Skype currently supports the following locales and languages: Arabic, Bulgarian, Catalan, Chinese (Traditional and Simplified), Croatian, Czech, Danish, Dutch, Estonian, Finnish, French, German, Greek, Hebrew, Hungarian, Indonesian, Italian, Japanese, Korean, Latvian, Lithuanian, Nepali, Norwegian, Polish, Portuguese (Brazilian and European), Romanian, Russian, Serbian, Slovak, Slovenian, Spanish, Swedish, Thai, Turkish, Ukrainian and Vietnamese.
Windows has, at least, an additional 31 full or partial localizations available for some of the following languages: Afrikaans, Albanian, Armenian, Basque, Belarusian, Bosnian, Breton, Chuvash, Cornish, Georgian, Irish, Khmer, Macedonian, Mirandese, Persian, Scottish Gaelic, Tamil, and Welsh.

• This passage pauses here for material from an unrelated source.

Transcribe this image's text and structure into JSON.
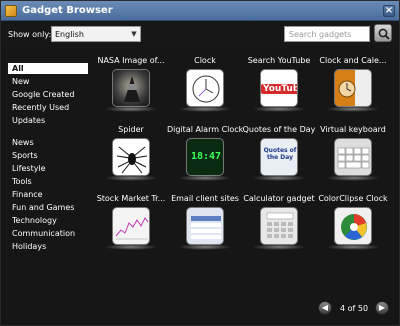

It should be noted, however, that some countries restrict the use of Skype, partially, or completely. For example, China monitors text messages within China, as well as exchanges with the outside world, and India no longer allows calls to mobile or landlines via Skype. So, it will be very interesting to see how countries, like China and India, will adopt this new revolutionary technology, or perhaps not at all.
What Does The Future Hold?
As Gurdeep Pall wrote on Skype's Big Blog:
"This is just the beginning of a journey that will transform the way we communicate with people around the world. Our long-term goal for speech translation is to translate as many languages as possible on as many platforms as possible and deliver the best Skype Translator experience on each individual platform for our more than 300 million connected users."
This line up of language capabilities, plus the support of Microsoft, has created opportunities and possibilities that appear to be limitless. I am very curious to see what the future holds for real-time multilingual internet-calling software, which may one day allow us to simultaneously communicate in dozens of different languages and instantaneously comprehend one another.
Further Information on Social Media
As a diligent language translation services agency, GPI always attempts to keep its customers and followers up to date with useful information on social media, among other topics. You can find additional information in one of our previous blogs, "Top Tips for Successful Multilingual SEO."
To appreciate just how far we've come in social media and social networking, you may also enjoy reviewing some of our other blogs:
- Social Media Localization
- 2011 The Year of International Social Media
- PubCon Part 1: Google's Matt Cutts shares his SEO vision
- PubCon Part 2: Social Media & Landing Page Optimization
- PubCon Part 3: Google Caffeine, Keywords and Blekko
- Highlights from Search Marketing Expo (SMX) 2011
- Highlights from International Search Summit 2011
Additional Resources on SEO and SEM:
GPI's SEO and localization teams will conduct your multilingual keyword analysis, ranging from terminology accuracy equivalents to keyword density factor evaluation and competition analysis. GPI also offers Global Search Engine Marketing Services and many other translation and localization services.
For more information on issues specific to search engine marketing, you may wish to review our previous blog on A Multilingual Search Engine Marketing (SEM) Primer.
For information about country-specific localization and SEO practices, please see
About the Author
Director, Global Accounts. Fluent in German, Greek, French and Italian (as well as English), Fotini has over 15 years of localization industry experience serving in a multitude of operational and sales roles. She has extensive experience in document, software, website and multimedia localization and manages day-to-day global production for GPI's project management and translation teams. She has lived and worked in Germany, Greece, France and the USA.More Content by Fotini Limes